Entries from a dataset of interfaces
________________________________________
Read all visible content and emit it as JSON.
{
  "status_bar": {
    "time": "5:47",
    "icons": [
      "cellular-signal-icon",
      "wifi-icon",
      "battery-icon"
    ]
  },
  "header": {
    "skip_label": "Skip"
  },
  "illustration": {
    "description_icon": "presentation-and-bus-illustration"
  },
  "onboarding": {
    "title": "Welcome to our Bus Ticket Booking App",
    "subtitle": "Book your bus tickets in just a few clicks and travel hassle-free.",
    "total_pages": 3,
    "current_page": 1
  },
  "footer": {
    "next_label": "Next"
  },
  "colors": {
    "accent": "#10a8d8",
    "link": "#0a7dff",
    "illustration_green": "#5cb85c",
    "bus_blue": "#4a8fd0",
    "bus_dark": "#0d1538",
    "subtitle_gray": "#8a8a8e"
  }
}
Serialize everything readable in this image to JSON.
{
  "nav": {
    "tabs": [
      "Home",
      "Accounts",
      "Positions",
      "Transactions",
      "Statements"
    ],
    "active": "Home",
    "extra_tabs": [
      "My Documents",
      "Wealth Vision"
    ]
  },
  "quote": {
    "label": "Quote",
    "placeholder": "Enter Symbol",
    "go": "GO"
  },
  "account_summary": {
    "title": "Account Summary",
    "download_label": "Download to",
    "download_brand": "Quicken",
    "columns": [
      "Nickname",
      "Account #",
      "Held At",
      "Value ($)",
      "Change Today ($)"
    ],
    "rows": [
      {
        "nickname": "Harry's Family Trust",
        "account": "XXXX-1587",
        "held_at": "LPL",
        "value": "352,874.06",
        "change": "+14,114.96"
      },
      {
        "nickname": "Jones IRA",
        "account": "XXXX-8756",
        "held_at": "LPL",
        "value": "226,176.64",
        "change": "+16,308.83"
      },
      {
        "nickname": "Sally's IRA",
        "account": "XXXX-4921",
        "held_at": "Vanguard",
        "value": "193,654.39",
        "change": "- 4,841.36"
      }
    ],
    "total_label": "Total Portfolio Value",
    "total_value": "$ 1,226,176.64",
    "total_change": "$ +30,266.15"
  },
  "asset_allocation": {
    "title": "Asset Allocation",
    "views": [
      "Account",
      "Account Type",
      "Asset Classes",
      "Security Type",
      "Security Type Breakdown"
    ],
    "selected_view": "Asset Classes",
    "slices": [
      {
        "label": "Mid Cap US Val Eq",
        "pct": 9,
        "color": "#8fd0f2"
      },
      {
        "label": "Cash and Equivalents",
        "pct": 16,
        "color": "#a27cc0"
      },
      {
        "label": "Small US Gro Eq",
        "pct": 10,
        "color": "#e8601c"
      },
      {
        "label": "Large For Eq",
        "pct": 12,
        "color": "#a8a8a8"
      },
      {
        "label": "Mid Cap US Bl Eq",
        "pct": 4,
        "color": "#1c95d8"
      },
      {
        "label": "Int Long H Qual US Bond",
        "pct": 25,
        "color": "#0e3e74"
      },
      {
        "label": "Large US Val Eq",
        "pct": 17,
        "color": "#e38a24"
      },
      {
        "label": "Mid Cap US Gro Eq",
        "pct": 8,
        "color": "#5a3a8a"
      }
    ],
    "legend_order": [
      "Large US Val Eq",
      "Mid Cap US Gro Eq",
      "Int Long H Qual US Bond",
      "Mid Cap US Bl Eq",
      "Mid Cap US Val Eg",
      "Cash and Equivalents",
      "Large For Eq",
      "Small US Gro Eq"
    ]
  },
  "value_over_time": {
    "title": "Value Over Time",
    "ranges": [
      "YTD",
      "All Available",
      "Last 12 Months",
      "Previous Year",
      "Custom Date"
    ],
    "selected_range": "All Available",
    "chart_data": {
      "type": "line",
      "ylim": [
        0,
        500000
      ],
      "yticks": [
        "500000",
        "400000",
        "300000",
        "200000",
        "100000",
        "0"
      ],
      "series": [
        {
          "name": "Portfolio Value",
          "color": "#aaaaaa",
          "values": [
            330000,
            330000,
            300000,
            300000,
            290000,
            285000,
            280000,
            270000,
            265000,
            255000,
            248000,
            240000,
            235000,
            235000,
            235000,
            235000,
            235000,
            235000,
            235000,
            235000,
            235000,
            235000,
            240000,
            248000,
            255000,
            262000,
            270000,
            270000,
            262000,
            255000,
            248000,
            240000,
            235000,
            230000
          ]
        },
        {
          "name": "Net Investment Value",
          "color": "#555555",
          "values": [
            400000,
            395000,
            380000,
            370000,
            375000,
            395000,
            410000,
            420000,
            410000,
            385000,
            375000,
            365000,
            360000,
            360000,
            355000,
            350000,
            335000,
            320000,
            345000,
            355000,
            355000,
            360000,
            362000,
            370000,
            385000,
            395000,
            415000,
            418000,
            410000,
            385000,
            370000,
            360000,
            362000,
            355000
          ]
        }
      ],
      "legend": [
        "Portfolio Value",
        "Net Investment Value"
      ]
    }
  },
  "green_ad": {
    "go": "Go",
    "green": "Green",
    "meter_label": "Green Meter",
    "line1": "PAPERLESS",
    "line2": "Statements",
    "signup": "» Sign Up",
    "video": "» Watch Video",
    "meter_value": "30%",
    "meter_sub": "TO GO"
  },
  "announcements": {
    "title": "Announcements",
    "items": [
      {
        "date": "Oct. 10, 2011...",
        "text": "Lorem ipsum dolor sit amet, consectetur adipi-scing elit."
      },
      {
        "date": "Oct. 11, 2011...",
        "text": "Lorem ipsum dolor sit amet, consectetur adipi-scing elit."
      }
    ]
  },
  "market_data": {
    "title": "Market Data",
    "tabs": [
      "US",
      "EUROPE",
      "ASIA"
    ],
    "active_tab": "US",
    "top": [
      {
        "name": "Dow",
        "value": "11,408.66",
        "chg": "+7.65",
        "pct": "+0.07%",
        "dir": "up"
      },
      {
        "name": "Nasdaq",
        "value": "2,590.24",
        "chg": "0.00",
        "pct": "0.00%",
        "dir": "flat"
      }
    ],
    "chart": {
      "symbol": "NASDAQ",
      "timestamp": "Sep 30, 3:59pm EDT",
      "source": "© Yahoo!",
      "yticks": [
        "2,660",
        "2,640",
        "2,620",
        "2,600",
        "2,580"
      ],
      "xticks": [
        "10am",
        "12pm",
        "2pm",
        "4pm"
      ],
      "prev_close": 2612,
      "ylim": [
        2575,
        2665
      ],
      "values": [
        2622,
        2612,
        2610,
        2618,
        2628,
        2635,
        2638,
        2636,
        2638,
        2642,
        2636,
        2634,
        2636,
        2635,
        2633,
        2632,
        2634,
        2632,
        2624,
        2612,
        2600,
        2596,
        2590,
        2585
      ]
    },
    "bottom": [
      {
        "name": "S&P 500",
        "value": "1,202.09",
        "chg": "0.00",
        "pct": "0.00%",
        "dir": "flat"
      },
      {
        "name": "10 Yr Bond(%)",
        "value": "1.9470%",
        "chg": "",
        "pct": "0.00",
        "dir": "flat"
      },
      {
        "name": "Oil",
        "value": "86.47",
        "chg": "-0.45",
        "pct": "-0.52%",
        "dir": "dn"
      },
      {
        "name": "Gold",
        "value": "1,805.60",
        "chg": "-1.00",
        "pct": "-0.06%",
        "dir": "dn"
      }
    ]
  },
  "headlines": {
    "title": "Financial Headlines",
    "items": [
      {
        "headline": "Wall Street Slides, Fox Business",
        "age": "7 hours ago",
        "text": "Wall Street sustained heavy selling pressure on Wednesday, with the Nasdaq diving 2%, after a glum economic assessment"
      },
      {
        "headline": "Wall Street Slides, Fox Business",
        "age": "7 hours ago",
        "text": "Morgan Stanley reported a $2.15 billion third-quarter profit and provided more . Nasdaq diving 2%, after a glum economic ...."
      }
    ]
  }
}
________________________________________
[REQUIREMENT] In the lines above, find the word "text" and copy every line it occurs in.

[RESPONSE TO THE TASK]
        "text": "Lorem ipsum dolor sit amet, consectetur adipi-scing elit."
        "text": "Lorem ipsum dolor sit amet, consectetur adipi-scing elit."
        "text": "Wall Street sustained heavy selling pressure on Wednesday, with the Nasdaq diving 2%, after a glum economic assessment"
        "text": "Morgan Stanley reported a $2.15 billion third-quarter profit and provided more . Nasdaq diving 2%, after a glum economic ...."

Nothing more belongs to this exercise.